## YOUR INSTRUCTIONS
What is the number of lines below that contain the string "label"? Give it and nothing else.

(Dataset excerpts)

◆ ◆ ◆

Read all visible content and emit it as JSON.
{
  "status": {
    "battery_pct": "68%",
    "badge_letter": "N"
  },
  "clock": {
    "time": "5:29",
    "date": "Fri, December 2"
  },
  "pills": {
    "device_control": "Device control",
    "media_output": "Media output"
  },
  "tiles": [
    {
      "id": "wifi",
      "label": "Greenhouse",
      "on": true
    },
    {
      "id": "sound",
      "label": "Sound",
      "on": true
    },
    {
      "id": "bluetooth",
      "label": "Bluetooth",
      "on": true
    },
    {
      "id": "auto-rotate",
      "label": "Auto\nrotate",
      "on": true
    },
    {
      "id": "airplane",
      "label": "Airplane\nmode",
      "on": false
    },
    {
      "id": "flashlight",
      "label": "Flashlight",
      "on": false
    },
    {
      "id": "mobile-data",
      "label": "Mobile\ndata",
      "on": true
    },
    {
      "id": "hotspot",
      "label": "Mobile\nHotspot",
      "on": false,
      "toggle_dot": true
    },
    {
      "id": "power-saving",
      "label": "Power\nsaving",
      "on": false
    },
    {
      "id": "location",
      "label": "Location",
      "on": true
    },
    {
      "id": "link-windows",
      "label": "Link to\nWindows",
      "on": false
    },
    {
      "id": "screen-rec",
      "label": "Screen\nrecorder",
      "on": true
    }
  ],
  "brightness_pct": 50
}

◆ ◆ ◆

## RESULT OF THIS EXERCISE
12